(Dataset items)
┌──
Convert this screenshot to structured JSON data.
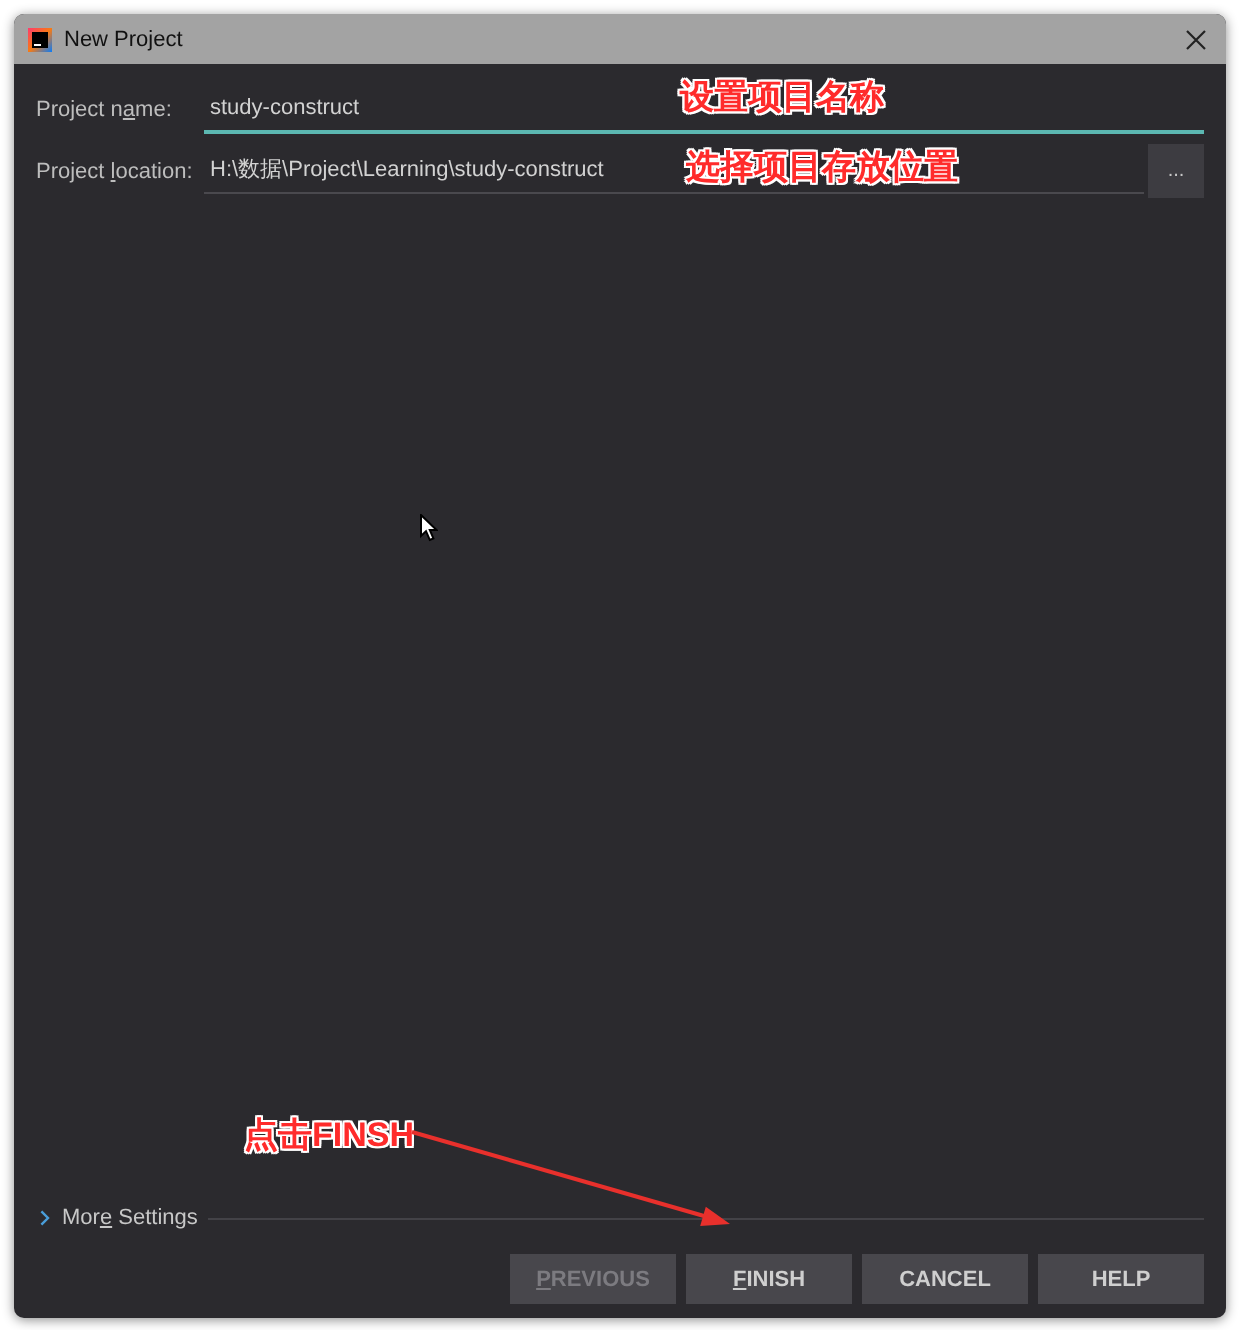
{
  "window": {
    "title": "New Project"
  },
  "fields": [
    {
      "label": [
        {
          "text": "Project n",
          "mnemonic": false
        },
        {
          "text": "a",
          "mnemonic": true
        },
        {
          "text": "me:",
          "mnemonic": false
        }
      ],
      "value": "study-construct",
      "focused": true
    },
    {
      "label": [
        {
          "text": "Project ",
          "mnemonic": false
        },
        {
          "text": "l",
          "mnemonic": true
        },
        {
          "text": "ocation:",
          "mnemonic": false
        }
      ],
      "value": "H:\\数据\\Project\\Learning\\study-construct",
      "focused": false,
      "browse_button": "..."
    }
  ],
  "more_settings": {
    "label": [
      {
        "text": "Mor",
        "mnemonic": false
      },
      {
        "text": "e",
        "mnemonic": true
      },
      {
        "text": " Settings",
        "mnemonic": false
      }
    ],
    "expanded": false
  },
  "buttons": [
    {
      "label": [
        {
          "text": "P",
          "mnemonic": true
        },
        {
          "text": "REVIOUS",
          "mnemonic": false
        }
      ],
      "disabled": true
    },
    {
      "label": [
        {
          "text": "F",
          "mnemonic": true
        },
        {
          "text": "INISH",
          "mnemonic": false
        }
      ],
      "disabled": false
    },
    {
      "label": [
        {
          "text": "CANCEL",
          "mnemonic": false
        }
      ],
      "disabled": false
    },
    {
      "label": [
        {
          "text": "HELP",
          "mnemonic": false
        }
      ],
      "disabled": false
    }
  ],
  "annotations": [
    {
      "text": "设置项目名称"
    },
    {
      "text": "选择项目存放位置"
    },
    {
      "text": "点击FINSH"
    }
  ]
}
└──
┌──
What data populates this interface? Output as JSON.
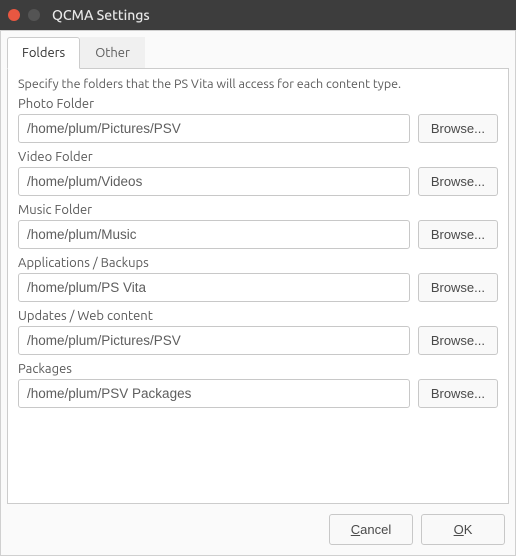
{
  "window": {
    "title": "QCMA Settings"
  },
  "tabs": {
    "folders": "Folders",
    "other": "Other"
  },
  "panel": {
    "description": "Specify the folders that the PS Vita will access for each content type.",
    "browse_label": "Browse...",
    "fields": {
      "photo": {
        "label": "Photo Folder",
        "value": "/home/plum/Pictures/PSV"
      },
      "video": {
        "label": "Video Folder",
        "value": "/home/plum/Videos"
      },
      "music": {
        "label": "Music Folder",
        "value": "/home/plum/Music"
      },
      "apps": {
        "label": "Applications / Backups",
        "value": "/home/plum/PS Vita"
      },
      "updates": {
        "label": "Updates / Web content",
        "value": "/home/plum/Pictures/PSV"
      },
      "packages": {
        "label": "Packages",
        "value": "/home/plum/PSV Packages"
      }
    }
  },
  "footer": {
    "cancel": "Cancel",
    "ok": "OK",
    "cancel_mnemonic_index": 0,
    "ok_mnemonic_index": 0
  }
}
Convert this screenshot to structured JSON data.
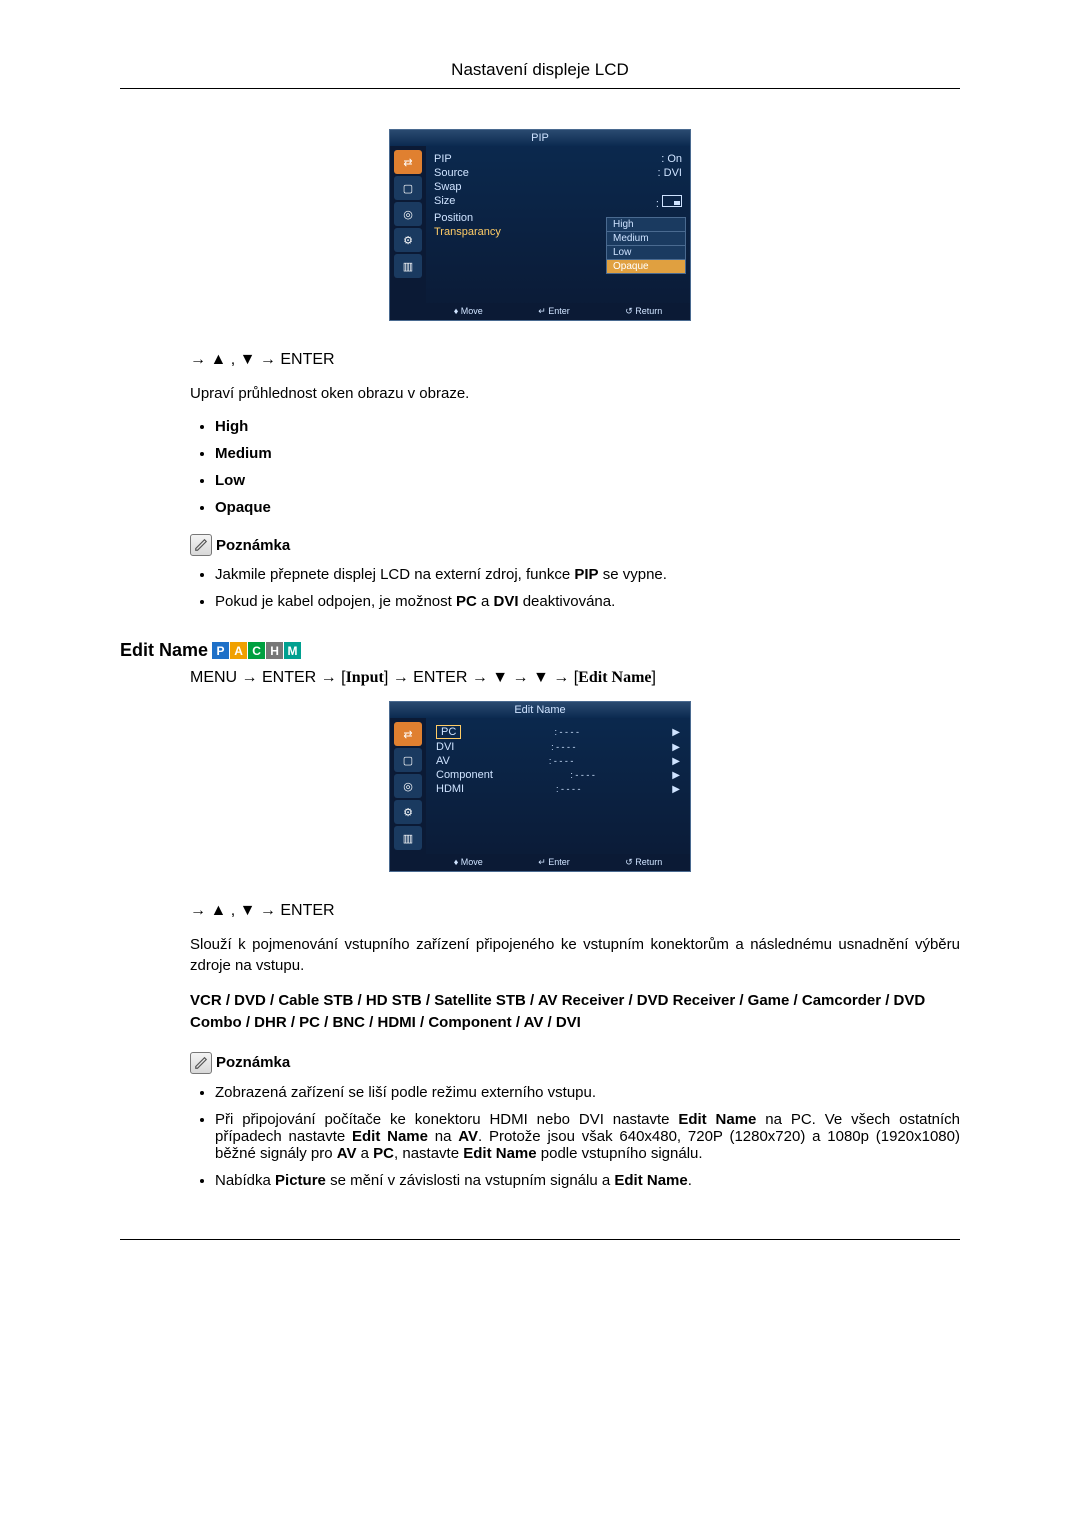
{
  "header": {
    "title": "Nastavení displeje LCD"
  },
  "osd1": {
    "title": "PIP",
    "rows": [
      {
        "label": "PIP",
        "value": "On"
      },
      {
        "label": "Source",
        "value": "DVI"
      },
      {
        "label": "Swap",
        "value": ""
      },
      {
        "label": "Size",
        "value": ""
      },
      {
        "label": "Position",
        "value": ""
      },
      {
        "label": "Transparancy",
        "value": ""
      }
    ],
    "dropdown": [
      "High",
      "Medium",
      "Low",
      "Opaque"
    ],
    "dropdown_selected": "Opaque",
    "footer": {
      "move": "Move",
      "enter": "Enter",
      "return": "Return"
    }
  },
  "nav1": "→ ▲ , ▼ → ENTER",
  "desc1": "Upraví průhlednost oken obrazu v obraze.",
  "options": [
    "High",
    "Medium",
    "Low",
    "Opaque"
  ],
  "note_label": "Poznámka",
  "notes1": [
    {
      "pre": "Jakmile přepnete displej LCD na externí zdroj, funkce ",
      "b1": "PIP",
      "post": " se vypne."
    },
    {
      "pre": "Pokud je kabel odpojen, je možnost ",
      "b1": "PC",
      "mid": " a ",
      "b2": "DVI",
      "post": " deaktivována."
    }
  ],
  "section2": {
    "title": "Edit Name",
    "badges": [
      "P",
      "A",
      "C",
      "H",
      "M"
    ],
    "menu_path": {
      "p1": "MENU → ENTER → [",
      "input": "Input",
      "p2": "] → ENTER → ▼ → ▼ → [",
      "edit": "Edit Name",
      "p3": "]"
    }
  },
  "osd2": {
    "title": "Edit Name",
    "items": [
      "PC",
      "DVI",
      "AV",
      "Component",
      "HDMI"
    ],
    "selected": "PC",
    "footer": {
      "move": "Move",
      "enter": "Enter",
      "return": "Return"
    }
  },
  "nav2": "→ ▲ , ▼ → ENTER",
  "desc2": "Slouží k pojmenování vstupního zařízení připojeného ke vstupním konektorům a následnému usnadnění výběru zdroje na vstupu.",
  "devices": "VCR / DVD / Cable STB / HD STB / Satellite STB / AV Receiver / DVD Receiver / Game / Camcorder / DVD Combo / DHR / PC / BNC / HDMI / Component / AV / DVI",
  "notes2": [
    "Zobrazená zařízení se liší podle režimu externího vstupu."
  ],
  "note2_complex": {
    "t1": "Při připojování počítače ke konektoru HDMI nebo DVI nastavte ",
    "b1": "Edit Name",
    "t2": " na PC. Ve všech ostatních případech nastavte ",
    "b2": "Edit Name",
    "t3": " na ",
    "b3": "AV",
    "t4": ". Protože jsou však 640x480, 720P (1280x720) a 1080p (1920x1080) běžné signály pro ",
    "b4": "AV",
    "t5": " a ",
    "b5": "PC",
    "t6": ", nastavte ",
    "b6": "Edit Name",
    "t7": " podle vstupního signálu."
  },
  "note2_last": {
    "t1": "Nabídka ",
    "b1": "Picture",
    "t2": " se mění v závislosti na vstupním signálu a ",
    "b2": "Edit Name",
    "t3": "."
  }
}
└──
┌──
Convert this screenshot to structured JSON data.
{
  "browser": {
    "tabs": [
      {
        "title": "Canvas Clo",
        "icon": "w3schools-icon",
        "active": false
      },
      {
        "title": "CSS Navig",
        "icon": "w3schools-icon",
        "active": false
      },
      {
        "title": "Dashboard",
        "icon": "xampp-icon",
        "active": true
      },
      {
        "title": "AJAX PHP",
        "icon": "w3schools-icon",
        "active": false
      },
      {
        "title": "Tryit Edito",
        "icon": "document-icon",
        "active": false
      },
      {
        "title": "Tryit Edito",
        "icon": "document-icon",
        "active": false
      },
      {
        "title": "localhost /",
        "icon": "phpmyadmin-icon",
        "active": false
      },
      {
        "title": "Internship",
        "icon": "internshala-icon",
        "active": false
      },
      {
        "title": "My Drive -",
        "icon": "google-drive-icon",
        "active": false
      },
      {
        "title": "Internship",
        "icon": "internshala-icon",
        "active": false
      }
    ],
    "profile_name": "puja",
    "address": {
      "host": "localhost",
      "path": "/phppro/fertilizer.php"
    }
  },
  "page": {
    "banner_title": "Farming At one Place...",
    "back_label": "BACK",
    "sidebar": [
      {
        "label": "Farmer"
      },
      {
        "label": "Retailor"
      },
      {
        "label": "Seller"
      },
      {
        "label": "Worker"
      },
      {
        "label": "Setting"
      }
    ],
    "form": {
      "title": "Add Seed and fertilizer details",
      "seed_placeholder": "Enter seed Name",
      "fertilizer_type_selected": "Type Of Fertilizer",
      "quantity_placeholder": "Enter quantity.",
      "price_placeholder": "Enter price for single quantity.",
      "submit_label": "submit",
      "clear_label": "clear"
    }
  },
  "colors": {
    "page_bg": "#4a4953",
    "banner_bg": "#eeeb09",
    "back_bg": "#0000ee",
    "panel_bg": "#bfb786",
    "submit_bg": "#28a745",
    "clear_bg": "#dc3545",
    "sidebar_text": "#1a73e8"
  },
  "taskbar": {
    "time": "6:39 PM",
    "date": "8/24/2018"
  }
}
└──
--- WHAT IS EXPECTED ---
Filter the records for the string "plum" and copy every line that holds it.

--- ANSWER TO THIS PROBLEM ---
        "value": "/home/plum/Pictures/PSV"
        "value": "/home/plum/Videos"
        "value": "/home/plum/Music"
        "value": "/home/plum/PS Vita"
        "value": "/home/plum/Pictures/PSV"
        "value": "/home/plum/PSV Packages"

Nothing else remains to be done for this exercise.